Knowledge, attitudes, risk perception and condom use among married men and women in Ntuzuma and Kwadumisa, KwaZulu-Natal.

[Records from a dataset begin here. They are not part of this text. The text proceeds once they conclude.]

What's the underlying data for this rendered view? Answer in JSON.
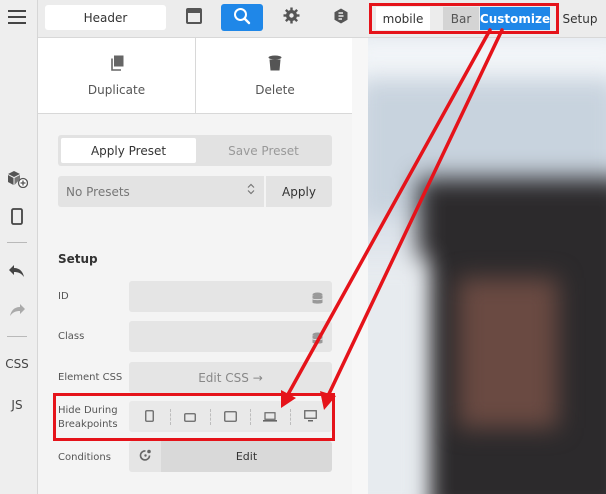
{
  "rail": {
    "items": [
      {
        "name": "menu-icon"
      },
      {
        "name": "add-element-icon"
      },
      {
        "name": "mobile-device-icon"
      },
      {
        "name": "undo-icon"
      },
      {
        "name": "redo-icon"
      }
    ],
    "css_label": "CSS",
    "js_label": "JS"
  },
  "toolbar": {
    "title": "Header",
    "buttons": [
      {
        "name": "layout-icon",
        "active": false
      },
      {
        "name": "search-icon",
        "active": true
      },
      {
        "name": "gear-icon",
        "active": false
      },
      {
        "name": "brand-icon",
        "active": false
      }
    ]
  },
  "actions": {
    "duplicate": "Duplicate",
    "delete": "Delete"
  },
  "presets": {
    "apply_tab": "Apply Preset",
    "save_tab": "Save Preset",
    "select_value": "No Presets",
    "apply_button": "Apply"
  },
  "setup": {
    "title": "Setup",
    "id_label": "ID",
    "class_label": "Class",
    "element_css_label": "Element CSS",
    "edit_css_button": "Edit CSS →",
    "hide_label_line1": "Hide During",
    "hide_label_line2": "Breakpoints",
    "breakpoints": [
      "phone-portrait-icon",
      "phone-landscape-icon",
      "tablet-icon",
      "laptop-icon",
      "desktop-icon"
    ],
    "conditions_label": "Conditions",
    "conditions_button": "Edit"
  },
  "preview_bar": {
    "device": "mobile",
    "bar_tab": "Bar",
    "customize_tab": "Customize",
    "setup_tab": "Setup"
  },
  "colors": {
    "accent": "#1f87e8",
    "annotation": "#e5131a"
  }
}
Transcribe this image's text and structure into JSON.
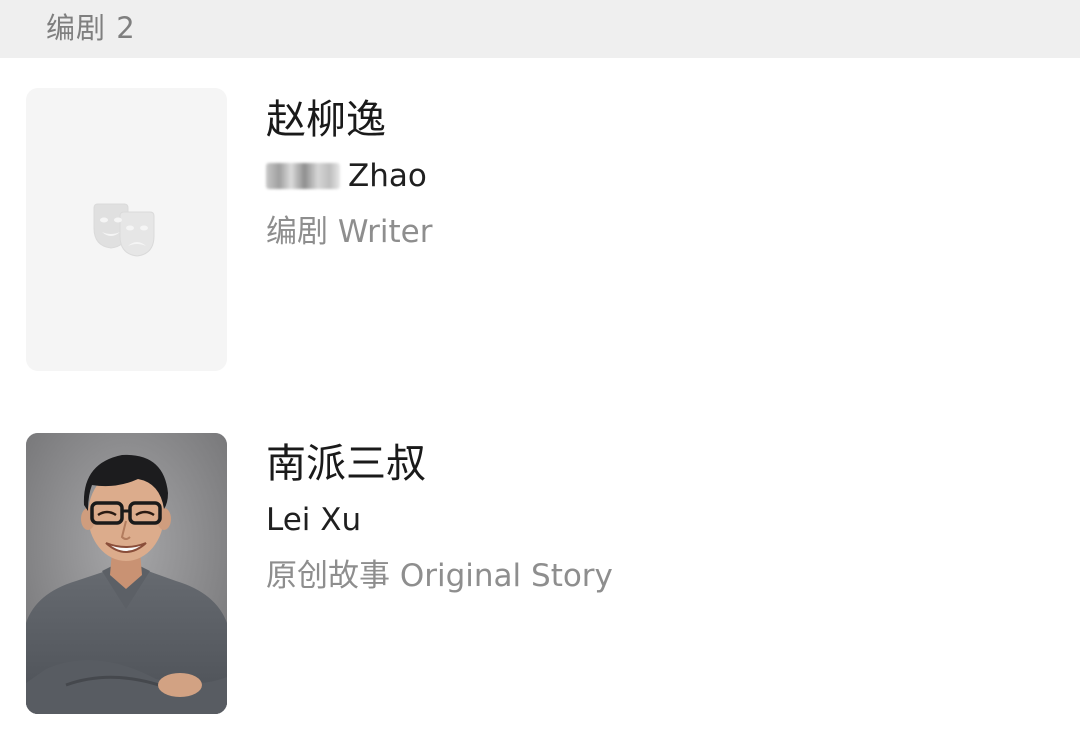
{
  "section": {
    "title": "编剧 2"
  },
  "credits": [
    {
      "name_cn": "赵柳逸",
      "name_en": "Zhao",
      "role": "编剧 Writer",
      "photo_icon": "theater-masks-icon"
    },
    {
      "name_cn": "南派三叔",
      "name_en": "Lei Xu",
      "role": "原创故事 Original Story",
      "photo_icon": "person-photo"
    }
  ]
}
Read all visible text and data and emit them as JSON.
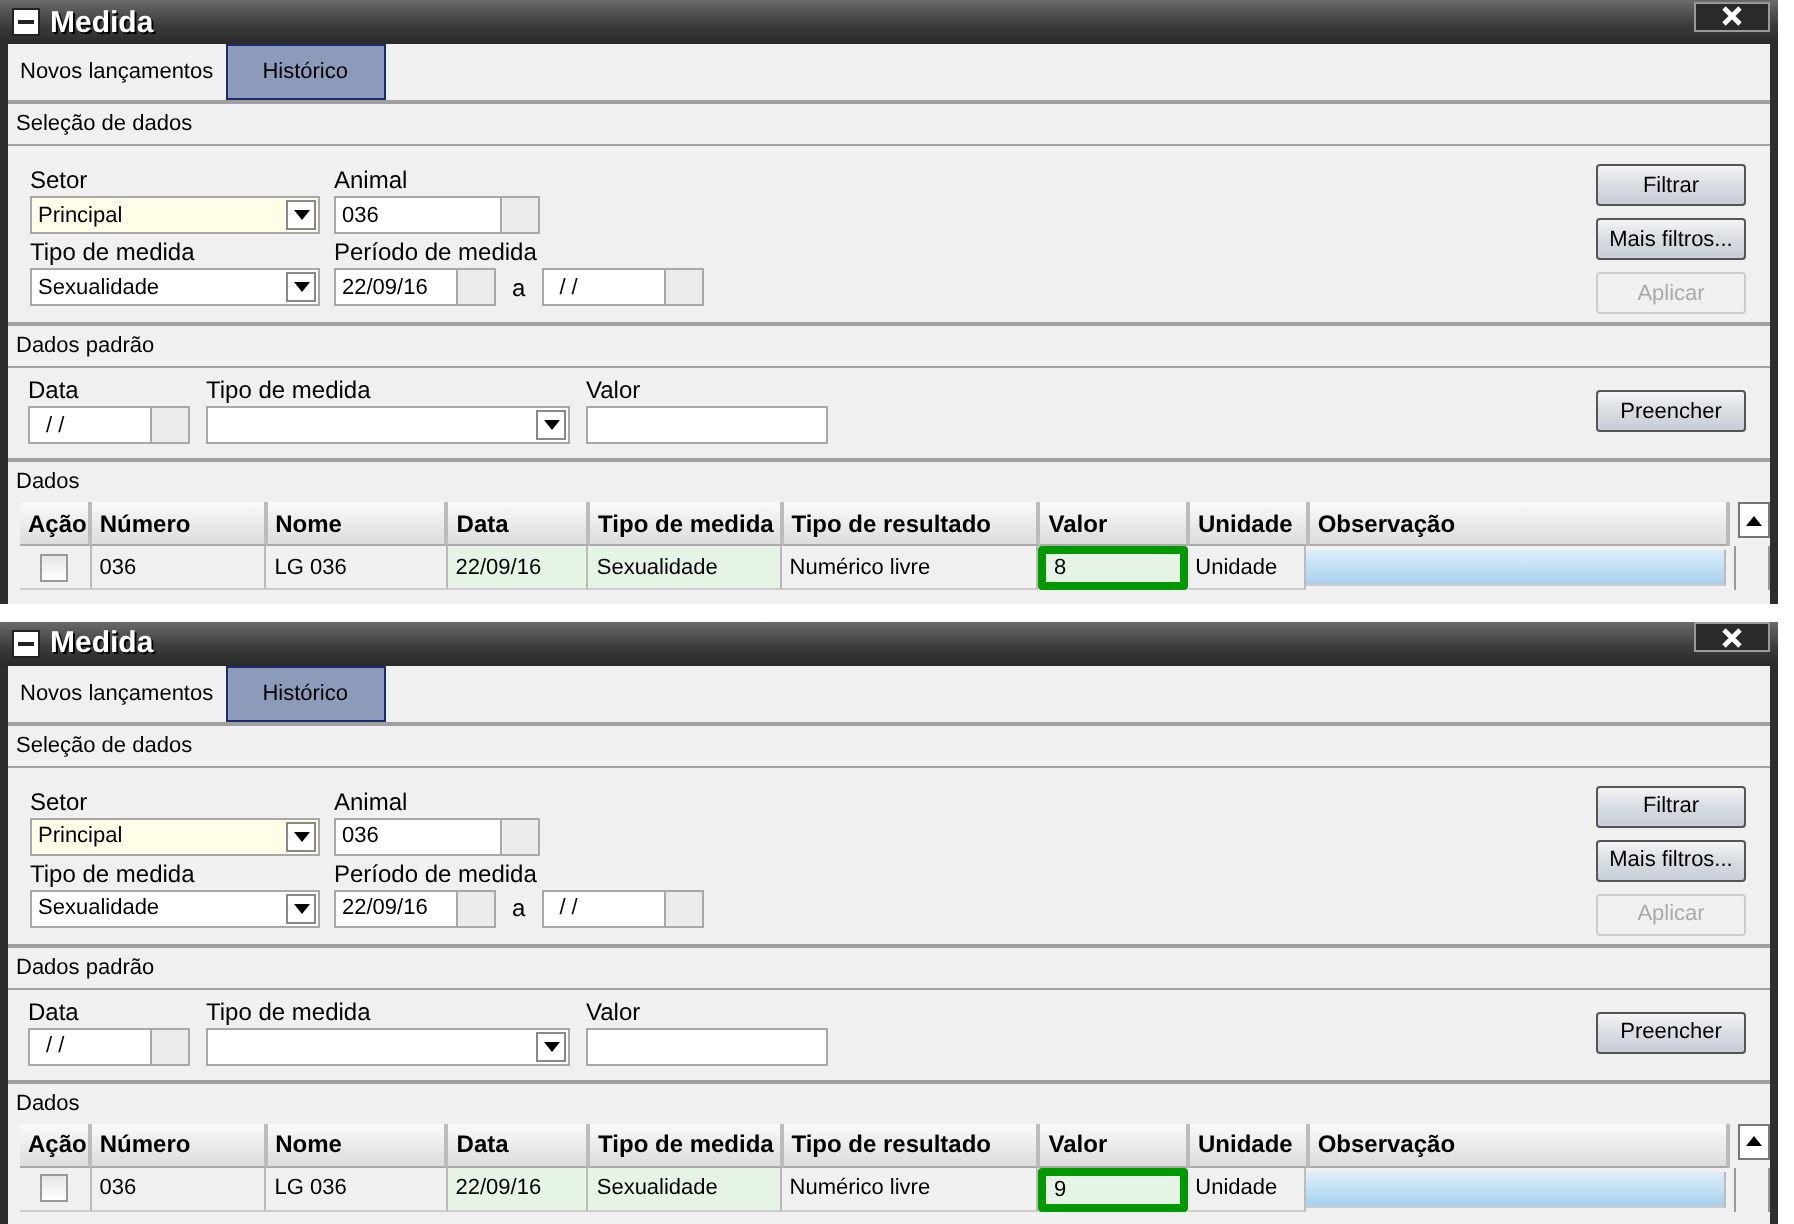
{
  "panels": [
    {
      "window": {
        "title": "Medida"
      },
      "tabs": [
        {
          "label": "Novos lançamentos",
          "selected": true
        },
        {
          "label": "Histórico",
          "selected": false
        }
      ],
      "selecao": {
        "title": "Seleção de dados",
        "setor": {
          "label": "Setor",
          "value": "Principal"
        },
        "animal": {
          "label": "Animal",
          "value": "036"
        },
        "tipo": {
          "label": "Tipo de medida",
          "value": "Sexualidade"
        },
        "periodo": {
          "label": "Período de medida",
          "from": "22/09/16",
          "separator": "a",
          "to": "/ /"
        },
        "buttons": [
          {
            "label": "Filtrar",
            "disabled": false
          },
          {
            "label": "Mais filtros...",
            "disabled": false
          },
          {
            "label": "Aplicar",
            "disabled": true
          }
        ]
      },
      "padrao": {
        "title": "Dados padrão",
        "data": {
          "label": "Data",
          "value": "/ /"
        },
        "tipo": {
          "label": "Tipo de medida"
        },
        "valor": {
          "label": "Valor"
        },
        "button": {
          "label": "Preencher",
          "disabled": false
        }
      },
      "dados": {
        "title": "Dados",
        "columns": [
          "Ação",
          "Número",
          "Nome",
          "Data",
          "Tipo de medida",
          "Tipo de resultado",
          "Valor",
          "Unidade",
          "Observação"
        ],
        "rows": [
          {
            "cells": [
              {
                "kind": "check",
                "checked": false,
                "highlighted": false
              },
              {
                "text": "036",
                "kind": "plain",
                "highlighted": false
              },
              {
                "text": "LG 036",
                "kind": "plain",
                "highlighted": false
              },
              {
                "text": "22/09/16",
                "kind": "editable",
                "highlighted": false
              },
              {
                "text": "Sexualidade",
                "kind": "editable",
                "highlighted": false
              },
              {
                "text": "Numérico livre",
                "kind": "plain",
                "highlighted": false
              },
              {
                "text": "8",
                "kind": "editable",
                "highlighted": true
              },
              {
                "text": "Unidade",
                "kind": "plain",
                "highlighted": false
              },
              {
                "kind": "memo",
                "highlighted": false
              }
            ]
          }
        ]
      }
    },
    {
      "window": {
        "title": "Medida"
      },
      "tabs": [
        {
          "label": "Novos lançamentos",
          "selected": true
        },
        {
          "label": "Histórico",
          "selected": false
        }
      ],
      "selecao": {
        "title": "Seleção de dados",
        "setor": {
          "label": "Setor",
          "value": "Principal"
        },
        "animal": {
          "label": "Animal",
          "value": "036"
        },
        "tipo": {
          "label": "Tipo de medida",
          "value": "Sexualidade"
        },
        "periodo": {
          "label": "Período de medida",
          "from": "22/09/16",
          "separator": "a",
          "to": "/ /"
        },
        "buttons": [
          {
            "label": "Filtrar",
            "disabled": false
          },
          {
            "label": "Mais filtros...",
            "disabled": false
          },
          {
            "label": "Aplicar",
            "disabled": true
          }
        ]
      },
      "padrao": {
        "title": "Dados padrão",
        "data": {
          "label": "Data",
          "value": "/ /"
        },
        "tipo": {
          "label": "Tipo de medida"
        },
        "valor": {
          "label": "Valor"
        },
        "button": {
          "label": "Preencher",
          "disabled": false
        }
      },
      "dados": {
        "title": "Dados",
        "columns": [
          "Ação",
          "Número",
          "Nome",
          "Data",
          "Tipo de medida",
          "Tipo de resultado",
          "Valor",
          "Unidade",
          "Observação"
        ],
        "rows": [
          {
            "cells": [
              {
                "kind": "check",
                "checked": false,
                "highlighted": false
              },
              {
                "text": "036",
                "kind": "plain",
                "highlighted": false
              },
              {
                "text": "LG 036",
                "kind": "plain",
                "highlighted": false
              },
              {
                "text": "22/09/16",
                "kind": "editable",
                "highlighted": false
              },
              {
                "text": "Sexualidade",
                "kind": "editable",
                "highlighted": false
              },
              {
                "text": "Numérico livre",
                "kind": "plain",
                "highlighted": false
              },
              {
                "text": "9",
                "kind": "editable",
                "highlighted": true
              },
              {
                "text": "Unidade",
                "kind": "plain",
                "highlighted": false
              },
              {
                "kind": "memo",
                "highlighted": false
              }
            ]
          }
        ]
      }
    }
  ]
}
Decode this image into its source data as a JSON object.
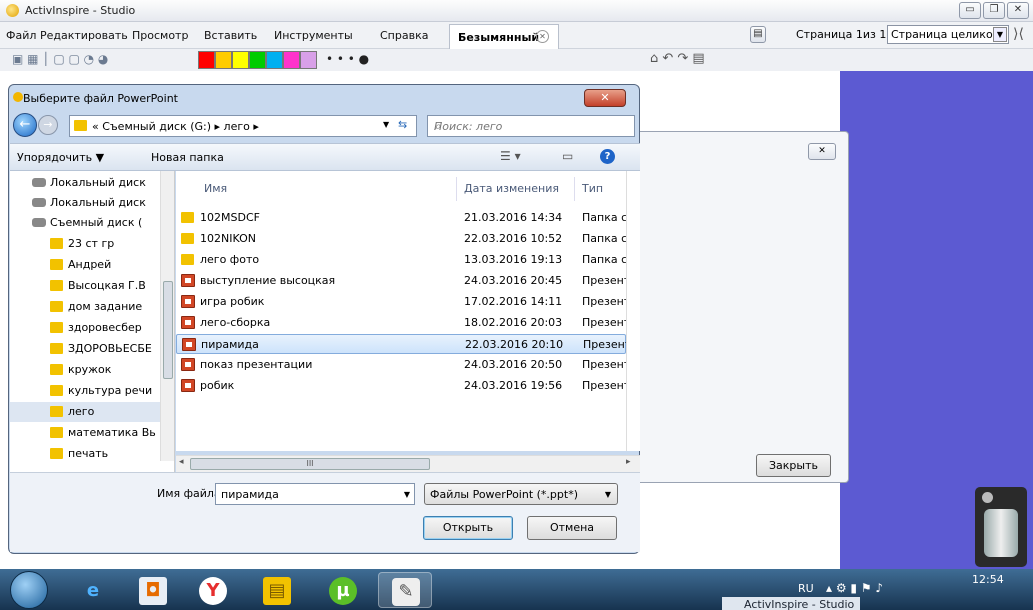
{
  "app": {
    "title": "ActivInspire - Studio",
    "menus": [
      "Файл",
      "Редактировать",
      "Просмотр",
      "Вставить",
      "Инструменты",
      "Справка"
    ],
    "doc_tab": "Безымянный",
    "page_counter": "Страница 1из 1",
    "page_view": "Страница целиком"
  },
  "toolbar": {
    "colors": [
      "#ff0000",
      "#ffcc00",
      "#ffff00",
      "#00cc00",
      "#00b0f0",
      "#ff33cc",
      "#d8a0e8",
      "#ffe4e4",
      "#cc0000"
    ]
  },
  "background_dialog": {
    "close_label": "Закрыть",
    "link_fragment": "а'"
  },
  "dialog": {
    "title": "Выберите файл PowerPoint",
    "close_glyph": "✕",
    "breadcrumb": "« Съемный диск (G:) ▸ лего ▸",
    "search_placeholder": "Поиск: лего",
    "organize_label": "Упорядочить ▼",
    "new_folder_label": "Новая папка",
    "tree": [
      {
        "label": "Локальный диск",
        "kind": "disk"
      },
      {
        "label": "Локальный диск",
        "kind": "disk"
      },
      {
        "label": "Съемный диск (",
        "kind": "disk"
      },
      {
        "label": "23 ст гр",
        "kind": "folder"
      },
      {
        "label": "Андрей",
        "kind": "folder"
      },
      {
        "label": "Высоцкая Г.В",
        "kind": "folder"
      },
      {
        "label": "дом задание",
        "kind": "folder"
      },
      {
        "label": "здоровесбер",
        "kind": "folder"
      },
      {
        "label": "ЗДОРОВЬЕСБЕ",
        "kind": "folder"
      },
      {
        "label": "кружок",
        "kind": "folder"
      },
      {
        "label": "культура речи",
        "kind": "folder"
      },
      {
        "label": "лего",
        "kind": "folder"
      },
      {
        "label": "математика Вь",
        "kind": "folder"
      },
      {
        "label": "печать",
        "kind": "folder"
      }
    ],
    "columns": {
      "name": "Имя",
      "date": "Дата изменения",
      "type": "Тип"
    },
    "files": [
      {
        "name": "102MSDCF",
        "date": "21.03.2016 14:34",
        "type": "Папка с ф",
        "kind": "folder"
      },
      {
        "name": "102NIKON",
        "date": "22.03.2016 10:52",
        "type": "Папка с ф",
        "kind": "folder"
      },
      {
        "name": "лего фото",
        "date": "13.03.2016 19:13",
        "type": "Папка с ф",
        "kind": "folder"
      },
      {
        "name": "выступление высоцкая",
        "date": "24.03.2016 20:45",
        "type": "Презента",
        "kind": "ppt"
      },
      {
        "name": "игра робик",
        "date": "17.02.2016 14:11",
        "type": "Презента",
        "kind": "ppt"
      },
      {
        "name": "лего-сборка",
        "date": "18.02.2016 20:03",
        "type": "Презента",
        "kind": "ppt"
      },
      {
        "name": "пирамида",
        "date": "22.03.2016 20:10",
        "type": "Презента",
        "kind": "ppt"
      },
      {
        "name": "показ презентации",
        "date": "24.03.2016 20:50",
        "type": "Презента",
        "kind": "ppt"
      },
      {
        "name": "робик",
        "date": "24.03.2016 19:56",
        "type": "Презента",
        "kind": "ppt"
      }
    ],
    "filename_label": "Имя файла:",
    "filename_value": "пирамида",
    "filetype_value": "Файлы PowerPoint (*.ppt*)",
    "open_label": "Открыть",
    "cancel_label": "Отмена",
    "hscroll_grip": "III"
  },
  "taskbar": {
    "lang": "RU",
    "time": "12:54",
    "ghost_title": "ActivInspire - Studio"
  }
}
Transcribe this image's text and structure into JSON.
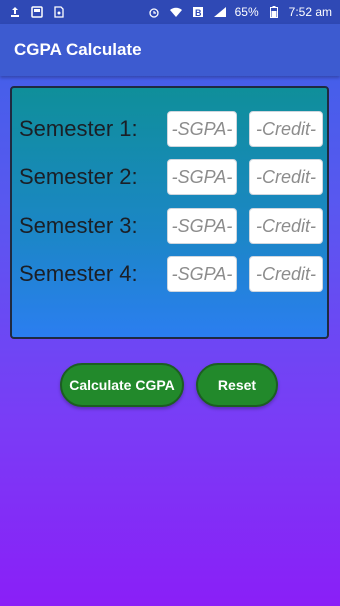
{
  "status_bar": {
    "battery": "65%",
    "time": "7:52 am",
    "icons_left": [
      "upload-icon",
      "gallery-icon",
      "sim-icon"
    ],
    "icons_right": [
      "alarm-icon",
      "wifi-icon",
      "b-icon",
      "signal-icon",
      "battery-icon"
    ]
  },
  "app_bar": {
    "title": "CGPA Calculate"
  },
  "semesters": [
    {
      "label": "Semester 1:",
      "sgpa_placeholder": "-SGPA-",
      "credit_placeholder": "-Credit-"
    },
    {
      "label": "Semester 2:",
      "sgpa_placeholder": "-SGPA-",
      "credit_placeholder": "-Credit-"
    },
    {
      "label": "Semester 3:",
      "sgpa_placeholder": "-SGPA-",
      "credit_placeholder": "-Credit-"
    },
    {
      "label": "Semester 4:",
      "sgpa_placeholder": "-SGPA-",
      "credit_placeholder": "-Credit-"
    }
  ],
  "buttons": {
    "calculate_label": "Calculate CGPA",
    "reset_label": "Reset"
  },
  "colors": {
    "app_bar": "#3d5bd0",
    "button": "#22892b",
    "card_top": "#0f8f9a",
    "card_bottom": "#2b7ef0",
    "bg_bottom": "#8a1ff7"
  }
}
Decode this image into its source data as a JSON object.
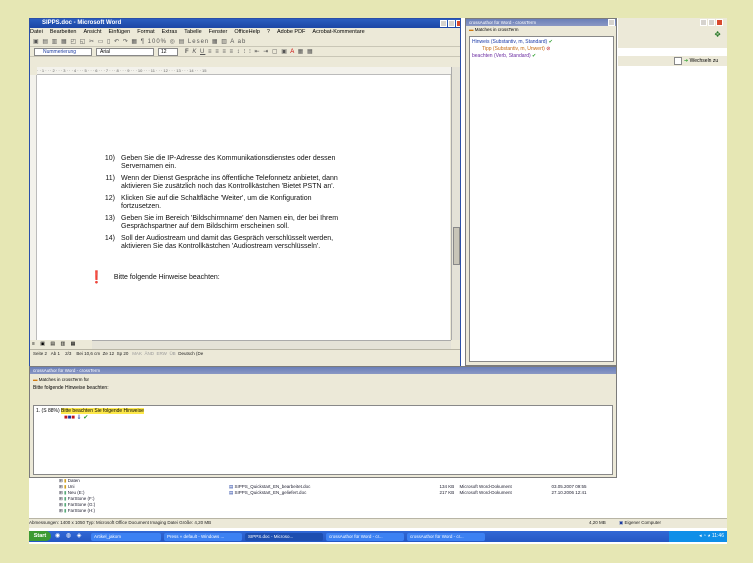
{
  "word": {
    "title": "SIPPS.doc - Microsoft Word",
    "menu": [
      "Datei",
      "Bearbeiten",
      "Ansicht",
      "Einfügen",
      "Format",
      "Extras",
      "Tabelle",
      "Fenster",
      "OfficeHelp",
      "?",
      "Adobe PDF",
      "Acrobat-Kommentare"
    ],
    "style_value": "Nummerierung",
    "font_value": "Arial",
    "size_value": "12",
    "zoom_value": "100%",
    "lesen_label": "Lesen",
    "weiter_label": "Wechseln zu",
    "doc_items": [
      {
        "num": "10)",
        "lines": [
          "Geben Sie die IP-Adresse des Kommunikationsdienstes oder dessen",
          "Servernamen ein."
        ]
      },
      {
        "num": "11)",
        "lines": [
          "Wenn der Dienst Gespräche ins öffentliche Telefonnetz anbietet, dann",
          "aktivieren Sie zusätzlich noch das Kontrollkästchen 'Bietet PSTN an'."
        ]
      },
      {
        "num": "12)",
        "lines": [
          "Klicken Sie auf die Schaltfläche 'Weiter', um die Konfiguration",
          "fortzusetzen."
        ]
      },
      {
        "num": "13)",
        "lines": [
          "Geben Sie im Bereich 'Bildschirmname' den Namen ein, der bei Ihrem",
          "Gesprächspartner auf dem Bildschirm erscheinen soll."
        ]
      },
      {
        "num": "14)",
        "lines": [
          "Soll der Audiostream und damit das Gespräch verschlüsselt werden,",
          "aktivieren Sie das Kontrollkästchen 'Audiostream verschlüsseln'."
        ]
      }
    ],
    "note_text": "Bitte folgende Hinweise beachten:",
    "status": {
      "seite": "Seite 2",
      "ab": "Ab 1",
      "pages": "2/3",
      "bei": "Bei 10,6 cm",
      "ze": "Ze 12",
      "sp": "Sp 20",
      "mak": "MAK",
      "and": "ÄND",
      "erw": "ERW",
      "ub": "ÜB",
      "lang": "Deutsch (De"
    }
  },
  "cross_right": {
    "title": "crossAuthor für Word - crossTerm",
    "matches": "Matches in crossTerm",
    "entries": [
      {
        "text": "Hinweis (Substantiv, m, Standard)",
        "mark": "✔",
        "mark_kind": "check",
        "color": "#1b3aa8"
      },
      {
        "text": "Tipp (Substantiv, m, Unwert)",
        "mark": "⊘",
        "mark_kind": "nope",
        "color": "#c76a10"
      },
      {
        "text": "beachten (Verb, Standard)",
        "mark": "✔",
        "mark_kind": "check",
        "color": "#6a2aa0"
      }
    ]
  },
  "cross_bottom": {
    "title": "crossAuthor für Word - crossTerm",
    "matches": "Matches in crossTerm für",
    "query": "Bitte folgende Hinweise beachten:",
    "result_prefix": "1. (S 88%)",
    "result_hl": "Bitte beachten Sie folgende Hinweise"
  },
  "explorer": {
    "tree": [
      "Daten",
      "Uni",
      "Neu (E:)",
      "FarStone (F:)",
      "FarStone (G:)",
      "FarStone (H:)",
      "FarStone (I:)"
    ],
    "files": [
      {
        "name": "SIPPS_Quickstart_EN_bearbeitet.doc",
        "size": "134 KB",
        "type": "Microsoft Word-Dokument",
        "date": "03.05.2007 09:55"
      },
      {
        "name": "SIPPS_Quickstart_EN_geliefert.doc",
        "size": "217 KB",
        "type": "Microsoft Word-Dokument",
        "date": "27.10.2006 12:41"
      }
    ],
    "status_left": "Abmessungen: 1400 x 1050 Typ: Microsoft Office Document Imaging Datei Größe: 4,20 MB",
    "status_size": "4,20 MB",
    "status_right": "Eigener Computer"
  },
  "taskbar": {
    "start": "Start",
    "buttons": [
      "Artikel_jakom",
      "Press » default - Windows ...",
      "SIPPS.doc - Microso...",
      "crossAuthor für Word - cr...",
      "crossAuthor für Word - cr..."
    ],
    "clock": "11:46"
  },
  "colors": {
    "highlight": "#fde84a",
    "flag_red": "#c0141a",
    "check_green": "#2a9d2a"
  }
}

One of the greatest and unresolved challenges that faces mankind today is HIV/AIDS and the effects that it has on people as well as society as a whole. South Africa is one of the countries worst affected by HIV/AIDS, with KwaZulu-Natal being one of the hardest hit provinces in the country. So, this pandemic is having a destructive effect on all spheres of life, and until a cure is found for this pandemic, it will continue to pose a threat to all of humankind. The aim of this study was to look at knowledge, attitudes, risk perception and condom use in two sites in KwaZulu Natal. The reason for doing this was because a study of this nature has not been done in these areas. A pre-existing dataset was used and data were analysed using the Statistical Package for the Social Sciences (SPSS). The analysis was done using crosstabulations, frequencies and multivariate logistic regression. The major findings of this study are: (i) both men and women of all ages are knowledgeable about HIV/AIDS and condoms, as well as condom use; (ii) more women perceive themselves to be at risk than do men; (iii) women view condoms more positively than men; and (iv) respondents indicated knowledge and risk perception, but majority of them were not practising safer sexual behaviour. In conclusion, it was observed that knowledge about HIV/AIDS and condoms are universal, however, people perceiving themselves to be at risk are not practising safer sexual behaviours Le. they are not using condoms.